Veganism has rarely been associated with glamour; until now. Sarah Kramer not only produces gloriously kitsch vegan cookbooks, but also runs a tattoo shop with her husband, takes photographs, and appears in the occasional zombie flick. If ever a person was needed to dispel the notion of a vegan as a pale, insipid creature, Kramer is the woman to do it.
She has been a vegetarian from birth. "My dad is a hardcore meat eater, but my mum was head of the kitchen and she was vegetarian. She passed away when I was 10, so I didn't get to have a long intellectual conversation about it, but she loved animals, and thought that eating them was wrong and passed that down to me." Kramer was raised on typical 70s veggie fare of mostly lentils and beans, although she "did a little experimenting in high school" with meat.

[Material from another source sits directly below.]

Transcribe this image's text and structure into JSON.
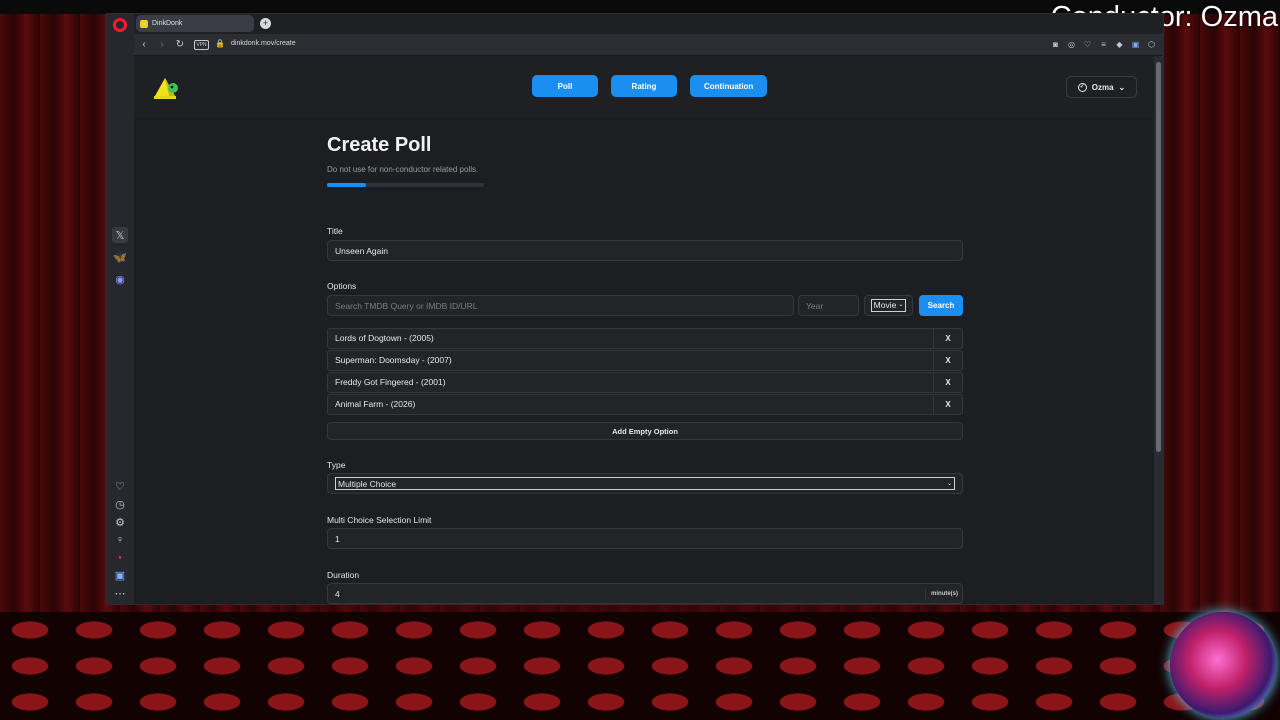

She fell upon veganism in her 20s, when bedridden with chronic fatigue syndrome. Her doctor encouraged her to drink homogenised milk and eat liver, but Kramer did some research at the local library. "Everything leaned towards a plant-based diet," she says. So she switched from her "lazy vegetarian diet" of pasta, pasta and more pasta, to whole grains and fresh vegetables. "Once I changed my diet, my illness took a turn and now I'm 100%."
She readily admits, though, that being a vegan can be overwhelming at times. "The list of what we can't do is quite long and I think that's why sometimes people fall off the vegan wagon." But the thought of turning to meat is anathema to Kramer: "To me it would be like drinking a glass of blood."